**Stored records**
----------------

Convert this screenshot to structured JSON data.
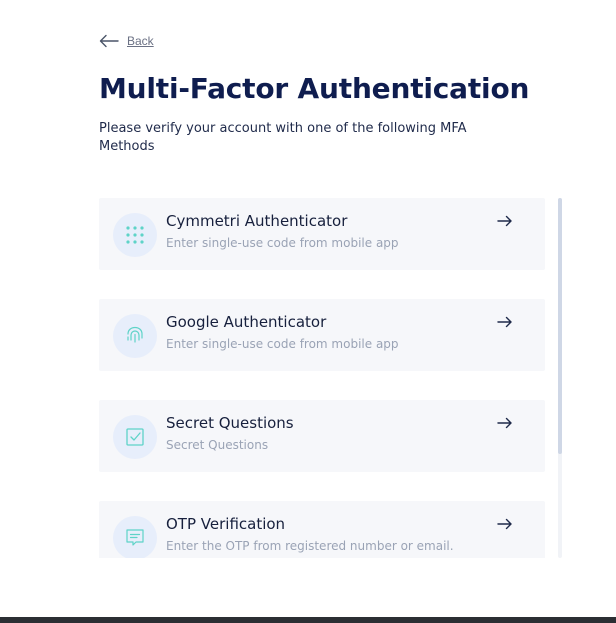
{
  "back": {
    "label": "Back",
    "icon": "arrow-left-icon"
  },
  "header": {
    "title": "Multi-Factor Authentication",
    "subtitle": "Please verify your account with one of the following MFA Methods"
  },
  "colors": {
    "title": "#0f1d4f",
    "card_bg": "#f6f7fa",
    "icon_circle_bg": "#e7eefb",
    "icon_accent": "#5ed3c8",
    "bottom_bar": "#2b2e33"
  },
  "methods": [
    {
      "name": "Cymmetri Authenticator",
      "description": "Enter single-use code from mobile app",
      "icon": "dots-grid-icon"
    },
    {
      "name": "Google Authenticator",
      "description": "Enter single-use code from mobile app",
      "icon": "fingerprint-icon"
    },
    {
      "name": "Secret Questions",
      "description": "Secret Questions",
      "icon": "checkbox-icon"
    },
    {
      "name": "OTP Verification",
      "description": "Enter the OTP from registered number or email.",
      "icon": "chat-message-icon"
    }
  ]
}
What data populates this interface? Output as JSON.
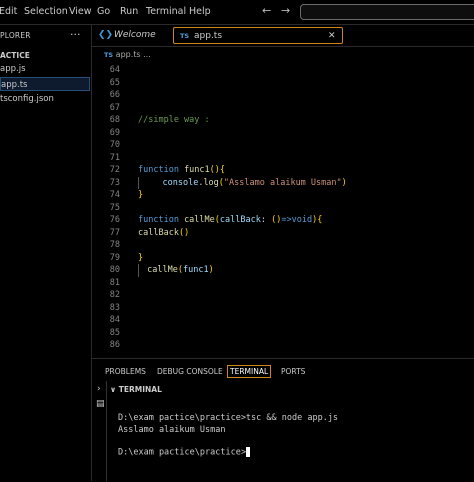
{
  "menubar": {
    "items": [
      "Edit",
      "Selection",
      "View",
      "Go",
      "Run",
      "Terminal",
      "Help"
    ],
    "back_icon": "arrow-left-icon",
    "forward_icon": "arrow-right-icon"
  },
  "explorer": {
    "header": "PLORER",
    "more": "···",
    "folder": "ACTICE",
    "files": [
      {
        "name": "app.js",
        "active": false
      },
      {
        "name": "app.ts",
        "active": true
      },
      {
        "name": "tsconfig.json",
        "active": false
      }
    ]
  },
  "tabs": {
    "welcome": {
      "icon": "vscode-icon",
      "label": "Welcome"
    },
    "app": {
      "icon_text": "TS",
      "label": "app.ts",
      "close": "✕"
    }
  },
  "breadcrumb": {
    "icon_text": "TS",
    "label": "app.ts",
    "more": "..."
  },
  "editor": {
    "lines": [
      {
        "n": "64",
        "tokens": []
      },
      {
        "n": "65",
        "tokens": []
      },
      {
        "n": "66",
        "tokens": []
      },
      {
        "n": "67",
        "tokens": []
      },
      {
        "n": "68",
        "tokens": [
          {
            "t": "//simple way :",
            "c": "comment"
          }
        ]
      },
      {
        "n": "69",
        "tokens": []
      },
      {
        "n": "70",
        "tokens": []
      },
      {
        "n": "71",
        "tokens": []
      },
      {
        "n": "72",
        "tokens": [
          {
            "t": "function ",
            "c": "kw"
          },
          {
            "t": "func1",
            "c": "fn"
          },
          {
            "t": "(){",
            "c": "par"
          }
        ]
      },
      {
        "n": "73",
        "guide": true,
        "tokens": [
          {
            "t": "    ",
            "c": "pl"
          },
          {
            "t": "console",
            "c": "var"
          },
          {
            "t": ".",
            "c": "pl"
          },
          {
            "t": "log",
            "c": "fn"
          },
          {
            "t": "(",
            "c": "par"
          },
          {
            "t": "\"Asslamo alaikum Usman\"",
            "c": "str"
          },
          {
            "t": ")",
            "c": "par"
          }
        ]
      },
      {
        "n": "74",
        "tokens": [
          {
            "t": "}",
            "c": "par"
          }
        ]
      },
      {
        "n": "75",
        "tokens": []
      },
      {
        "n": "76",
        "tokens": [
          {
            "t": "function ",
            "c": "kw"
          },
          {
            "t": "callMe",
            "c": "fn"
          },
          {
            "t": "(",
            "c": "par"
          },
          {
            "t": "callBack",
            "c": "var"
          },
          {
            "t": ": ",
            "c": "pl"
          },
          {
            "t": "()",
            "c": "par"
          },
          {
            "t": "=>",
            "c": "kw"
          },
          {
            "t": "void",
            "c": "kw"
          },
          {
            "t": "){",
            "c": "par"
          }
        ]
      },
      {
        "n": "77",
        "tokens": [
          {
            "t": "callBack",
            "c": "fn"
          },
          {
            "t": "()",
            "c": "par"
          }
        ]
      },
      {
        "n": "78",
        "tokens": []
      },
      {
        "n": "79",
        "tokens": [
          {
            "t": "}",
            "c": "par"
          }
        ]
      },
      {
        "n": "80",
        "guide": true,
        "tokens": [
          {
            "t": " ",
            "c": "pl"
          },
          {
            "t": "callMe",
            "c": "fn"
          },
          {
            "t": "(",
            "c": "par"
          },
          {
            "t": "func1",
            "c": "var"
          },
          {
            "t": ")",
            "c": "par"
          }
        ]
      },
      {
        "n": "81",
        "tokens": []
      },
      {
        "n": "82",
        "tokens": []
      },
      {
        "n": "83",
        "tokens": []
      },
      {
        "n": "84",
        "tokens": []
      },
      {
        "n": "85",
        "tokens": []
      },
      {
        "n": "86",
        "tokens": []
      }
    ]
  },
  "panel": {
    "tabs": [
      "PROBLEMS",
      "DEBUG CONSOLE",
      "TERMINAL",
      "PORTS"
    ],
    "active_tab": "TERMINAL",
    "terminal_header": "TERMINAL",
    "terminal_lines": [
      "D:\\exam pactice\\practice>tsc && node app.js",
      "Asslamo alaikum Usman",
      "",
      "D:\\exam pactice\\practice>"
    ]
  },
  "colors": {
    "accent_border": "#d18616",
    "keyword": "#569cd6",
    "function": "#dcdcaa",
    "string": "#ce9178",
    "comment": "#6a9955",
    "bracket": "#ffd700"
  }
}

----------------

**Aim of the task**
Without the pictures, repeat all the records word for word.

**Answer area**
Convert this screenshot to structured JSON data.
{
  "back": {
    "label": "Back",
    "icon": "arrow-left-icon"
  },
  "header": {
    "title": "Multi-Factor Authentication",
    "subtitle": "Please verify your account with one of the following MFA Methods"
  },
  "colors": {
    "title": "#0f1d4f",
    "card_bg": "#f6f7fa",
    "icon_circle_bg": "#e7eefb",
    "icon_accent": "#5ed3c8",
    "bottom_bar": "#2b2e33"
  },
  "methods": [
    {
      "name": "Cymmetri Authenticator",
      "description": "Enter single-use code from mobile app",
      "icon": "dots-grid-icon"
    },
    {
      "name": "Google Authenticator",
      "description": "Enter single-use code from mobile app",
      "icon": "fingerprint-icon"
    },
    {
      "name": "Secret Questions",
      "description": "Secret Questions",
      "icon": "checkbox-icon"
    },
    {
      "name": "OTP Verification",
      "description": "Enter the OTP from registered number or email.",
      "icon": "chat-message-icon"
    }
  ]
}
What data populates this interface? Output as JSON.
{
  "menubar": {
    "items": [
      "Edit",
      "Selection",
      "View",
      "Go",
      "Run",
      "Terminal",
      "Help"
    ],
    "back_icon": "arrow-left-icon",
    "forward_icon": "arrow-right-icon"
  },
  "explorer": {
    "header": "PLORER",
    "more": "···",
    "folder": "ACTICE",
    "files": [
      {
        "name": "app.js",
        "active": false
      },
      {
        "name": "app.ts",
        "active": true
      },
      {
        "name": "tsconfig.json",
        "active": false
      }
    ]
  },
  "tabs": {
    "welcome": {
      "icon": "vscode-icon",
      "label": "Welcome"
    },
    "app": {
      "icon_text": "TS",
      "label": "app.ts",
      "close": "✕"
    }
  },
  "breadcrumb": {
    "icon_text": "TS",
    "label": "app.ts",
    "more": "..."
  },
  "editor": {
    "lines": [
      {
        "n": "64",
        "tokens": []
      },
      {
        "n": "65",
        "tokens": []
      },
      {
        "n": "66",
        "tokens": []
      },
      {
        "n": "67",
        "tokens": []
      },
      {
        "n": "68",
        "tokens": [
          {
            "t": "//simple way :",
            "c": "comment"
          }
        ]
      },
      {
        "n": "69",
        "tokens": []
      },
      {
        "n": "70",
        "tokens": []
      },
      {
        "n": "71",
        "tokens": []
      },
      {
        "n": "72",
        "tokens": [
          {
            "t": "function ",
            "c": "kw"
          },
          {
            "t": "func1",
            "c": "fn"
          },
          {
            "t": "(){",
            "c": "par"
          }
        ]
      },
      {
        "n": "73",
        "guide": true,
        "tokens": [
          {
            "t": "    ",
            "c": "pl"
          },
          {
            "t": "console",
            "c": "var"
          },
          {
            "t": ".",
            "c": "pl"
          },
          {
            "t": "log",
            "c": "fn"
          },
          {
            "t": "(",
            "c": "par"
          },
          {
            "t": "\"Asslamo alaikum Usman\"",
            "c": "str"
          },
          {
            "t": ")",
            "c": "par"
          }
        ]
      },
      {
        "n": "74",
        "tokens": [
          {
            "t": "}",
            "c": "par"
          }
        ]
      },
      {
        "n": "75",
        "tokens": []
      },
      {
        "n": "76",
        "tokens": [
          {
            "t": "function ",
            "c": "kw"
          },
          {
            "t": "callMe",
            "c": "fn"
          },
          {
            "t": "(",
            "c": "par"
          },
          {
            "t": "callBack",
            "c": "var"
          },
          {
            "t": ": ",
            "c": "pl"
          },
          {
            "t": "()",
            "c": "par"
          },
          {
            "t": "=>",
            "c": "kw"
          },
          {
            "t": "void",
            "c": "kw"
          },
          {
            "t": "){",
            "c": "par"
          }
        ]
      },
      {
        "n": "77",
        "tokens": [
          {
            "t": "callBack",
            "c": "fn"
          },
          {
            "t": "()",
            "c": "par"
          }
        ]
      },
      {
        "n": "78",
        "tokens": []
      },
      {
        "n": "79",
        "tokens": [
          {
            "t": "}",
            "c": "par"
          }
        ]
      },
      {
        "n": "80",
        "guide": true,
        "tokens": [
          {
            "t": " ",
            "c": "pl"
          },
          {
            "t": "callMe",
            "c": "fn"
          },
          {
            "t": "(",
            "c": "par"
          },
          {
            "t": "func1",
            "c": "var"
          },
          {
            "t": ")",
            "c": "par"
          }
        ]
      },
      {
        "n": "81",
        "tokens": []
      },
      {
        "n": "82",
        "tokens": []
      },
      {
        "n": "83",
        "tokens": []
      },
      {
        "n": "84",
        "tokens": []
      },
      {
        "n": "85",
        "tokens": []
      },
      {
        "n": "86",
        "tokens": []
      }
    ]
  },
  "panel": {
    "tabs": [
      "PROBLEMS",
      "DEBUG CONSOLE",
      "TERMINAL",
      "PORTS"
    ],
    "active_tab": "TERMINAL",
    "terminal_header": "TERMINAL",
    "terminal_lines": [
      "D:\\exam pactice\\practice>tsc && node app.js",
      "Asslamo alaikum Usman",
      "",
      "D:\\exam pactice\\practice>"
    ]
  },
  "colors": {
    "accent_border": "#d18616",
    "keyword": "#569cd6",
    "function": "#dcdcaa",
    "string": "#ce9178",
    "comment": "#6a9955",
    "bracket": "#ffd700"
  }
}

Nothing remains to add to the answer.